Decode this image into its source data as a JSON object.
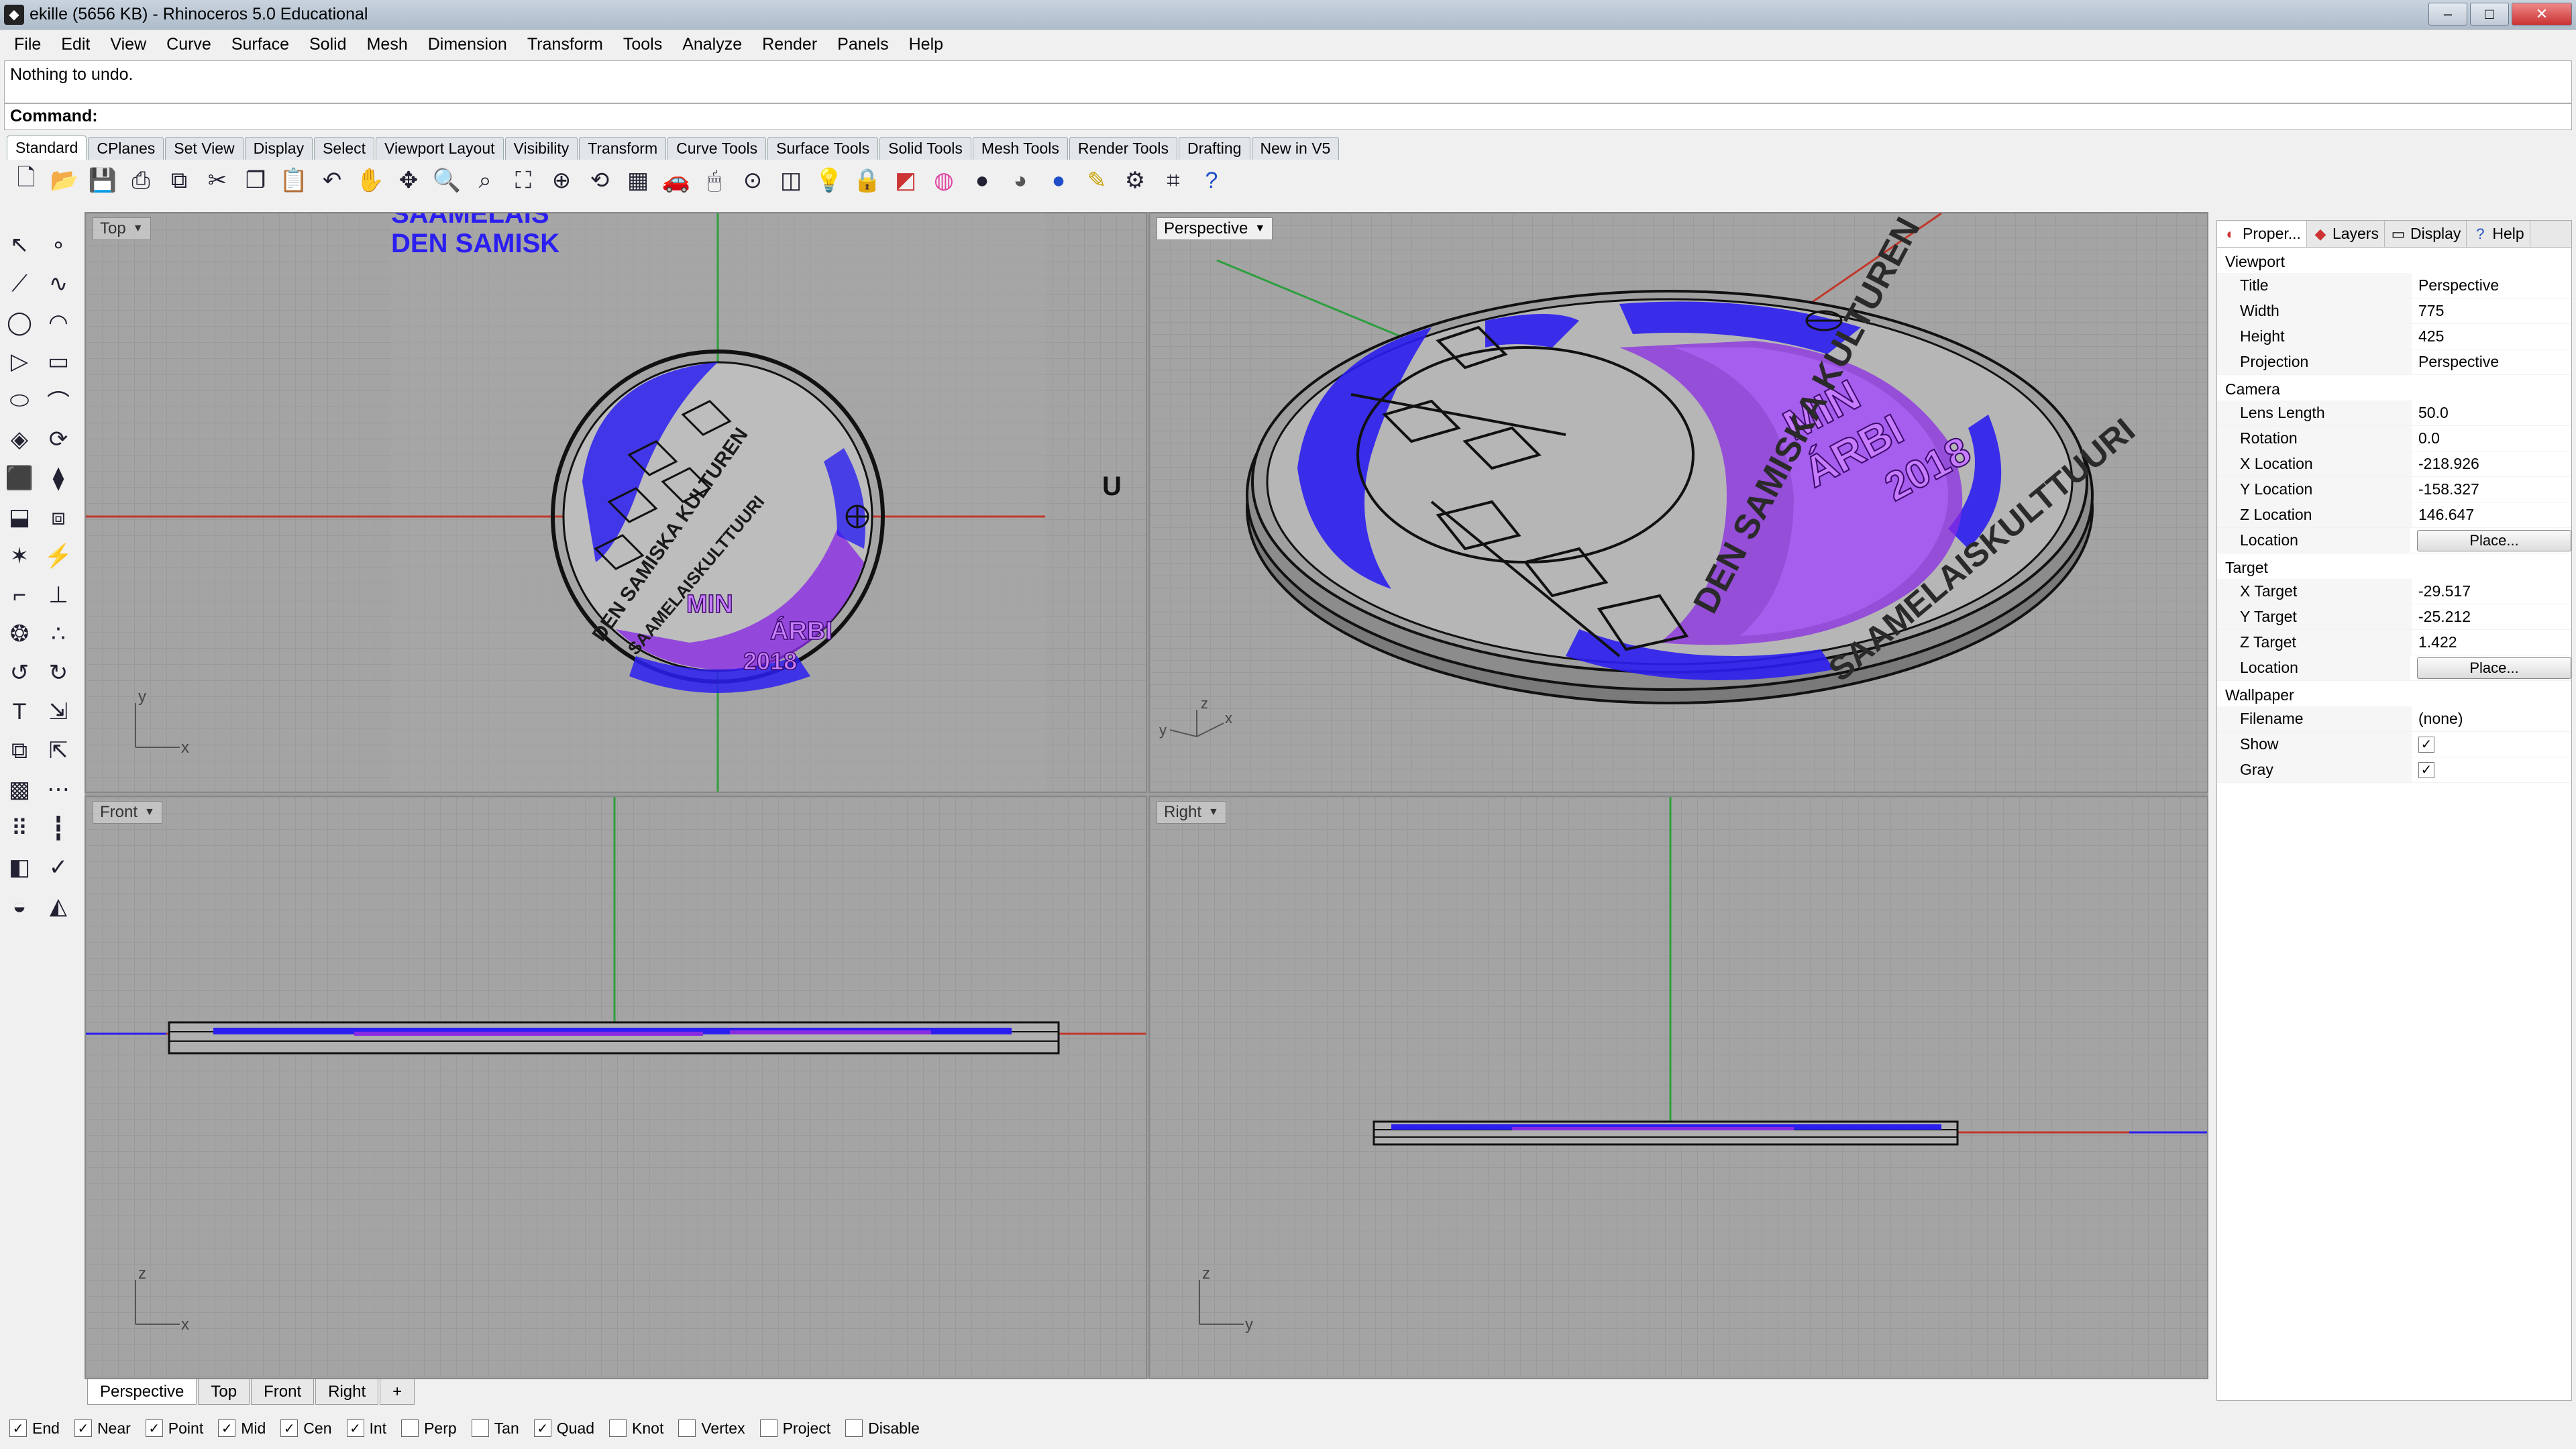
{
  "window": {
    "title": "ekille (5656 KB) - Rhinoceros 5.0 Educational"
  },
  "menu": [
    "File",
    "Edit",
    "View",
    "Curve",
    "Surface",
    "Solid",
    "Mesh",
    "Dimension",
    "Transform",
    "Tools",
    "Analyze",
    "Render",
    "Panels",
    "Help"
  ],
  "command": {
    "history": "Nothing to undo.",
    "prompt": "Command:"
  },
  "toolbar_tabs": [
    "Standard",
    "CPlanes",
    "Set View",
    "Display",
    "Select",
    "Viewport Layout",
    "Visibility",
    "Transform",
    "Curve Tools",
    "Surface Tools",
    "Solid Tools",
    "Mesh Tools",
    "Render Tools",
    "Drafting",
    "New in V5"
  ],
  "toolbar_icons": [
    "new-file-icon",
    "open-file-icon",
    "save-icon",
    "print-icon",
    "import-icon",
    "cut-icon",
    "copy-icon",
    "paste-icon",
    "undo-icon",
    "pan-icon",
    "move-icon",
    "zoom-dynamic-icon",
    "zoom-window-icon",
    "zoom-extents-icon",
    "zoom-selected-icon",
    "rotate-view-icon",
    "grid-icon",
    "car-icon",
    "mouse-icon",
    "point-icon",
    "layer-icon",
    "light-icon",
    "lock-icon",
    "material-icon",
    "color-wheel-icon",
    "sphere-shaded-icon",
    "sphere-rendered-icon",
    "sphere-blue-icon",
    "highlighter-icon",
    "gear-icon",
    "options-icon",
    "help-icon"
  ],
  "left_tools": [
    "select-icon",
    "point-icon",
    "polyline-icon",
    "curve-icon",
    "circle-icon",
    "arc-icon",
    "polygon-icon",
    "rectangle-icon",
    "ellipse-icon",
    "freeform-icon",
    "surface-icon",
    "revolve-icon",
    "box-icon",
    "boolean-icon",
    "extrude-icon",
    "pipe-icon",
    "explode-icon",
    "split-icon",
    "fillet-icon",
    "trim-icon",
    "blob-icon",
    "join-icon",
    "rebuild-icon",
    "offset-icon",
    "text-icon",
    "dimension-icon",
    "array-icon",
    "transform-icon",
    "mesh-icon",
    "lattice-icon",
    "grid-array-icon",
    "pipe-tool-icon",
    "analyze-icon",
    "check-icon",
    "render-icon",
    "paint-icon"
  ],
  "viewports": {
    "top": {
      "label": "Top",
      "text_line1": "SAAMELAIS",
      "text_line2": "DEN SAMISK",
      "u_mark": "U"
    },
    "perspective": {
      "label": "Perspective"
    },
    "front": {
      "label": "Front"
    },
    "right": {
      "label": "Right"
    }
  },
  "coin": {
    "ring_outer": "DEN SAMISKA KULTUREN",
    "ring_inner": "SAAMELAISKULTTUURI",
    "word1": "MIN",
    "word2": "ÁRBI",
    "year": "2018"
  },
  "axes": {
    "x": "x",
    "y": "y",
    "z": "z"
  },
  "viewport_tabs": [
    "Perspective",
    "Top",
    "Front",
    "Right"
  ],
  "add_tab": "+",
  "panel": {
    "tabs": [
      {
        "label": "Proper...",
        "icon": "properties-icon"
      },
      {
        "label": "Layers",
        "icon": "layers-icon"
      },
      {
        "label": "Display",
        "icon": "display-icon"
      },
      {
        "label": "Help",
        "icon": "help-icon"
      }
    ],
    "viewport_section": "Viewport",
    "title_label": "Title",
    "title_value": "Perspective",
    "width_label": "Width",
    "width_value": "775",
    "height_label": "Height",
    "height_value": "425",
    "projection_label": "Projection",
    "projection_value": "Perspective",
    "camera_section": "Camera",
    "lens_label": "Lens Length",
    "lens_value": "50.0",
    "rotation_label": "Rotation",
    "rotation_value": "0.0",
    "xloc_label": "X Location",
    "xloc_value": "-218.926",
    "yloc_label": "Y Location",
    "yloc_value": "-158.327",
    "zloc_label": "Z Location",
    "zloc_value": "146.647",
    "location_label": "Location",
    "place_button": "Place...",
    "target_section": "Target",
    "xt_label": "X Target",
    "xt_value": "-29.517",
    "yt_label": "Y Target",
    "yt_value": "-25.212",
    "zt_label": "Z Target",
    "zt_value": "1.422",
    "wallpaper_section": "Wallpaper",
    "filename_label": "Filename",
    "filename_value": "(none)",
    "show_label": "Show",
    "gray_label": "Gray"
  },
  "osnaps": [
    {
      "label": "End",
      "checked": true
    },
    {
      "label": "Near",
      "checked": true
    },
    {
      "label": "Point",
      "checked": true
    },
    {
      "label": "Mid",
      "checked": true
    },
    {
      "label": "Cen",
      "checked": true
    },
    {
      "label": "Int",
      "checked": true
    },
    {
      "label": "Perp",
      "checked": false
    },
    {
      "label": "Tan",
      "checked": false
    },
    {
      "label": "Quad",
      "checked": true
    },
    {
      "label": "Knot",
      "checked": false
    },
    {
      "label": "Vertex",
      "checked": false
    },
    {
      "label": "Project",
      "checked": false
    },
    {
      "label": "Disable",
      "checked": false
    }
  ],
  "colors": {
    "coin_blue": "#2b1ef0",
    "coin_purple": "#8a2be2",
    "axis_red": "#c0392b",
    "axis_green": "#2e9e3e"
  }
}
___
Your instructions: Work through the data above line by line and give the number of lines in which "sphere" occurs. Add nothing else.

Expected answer: 3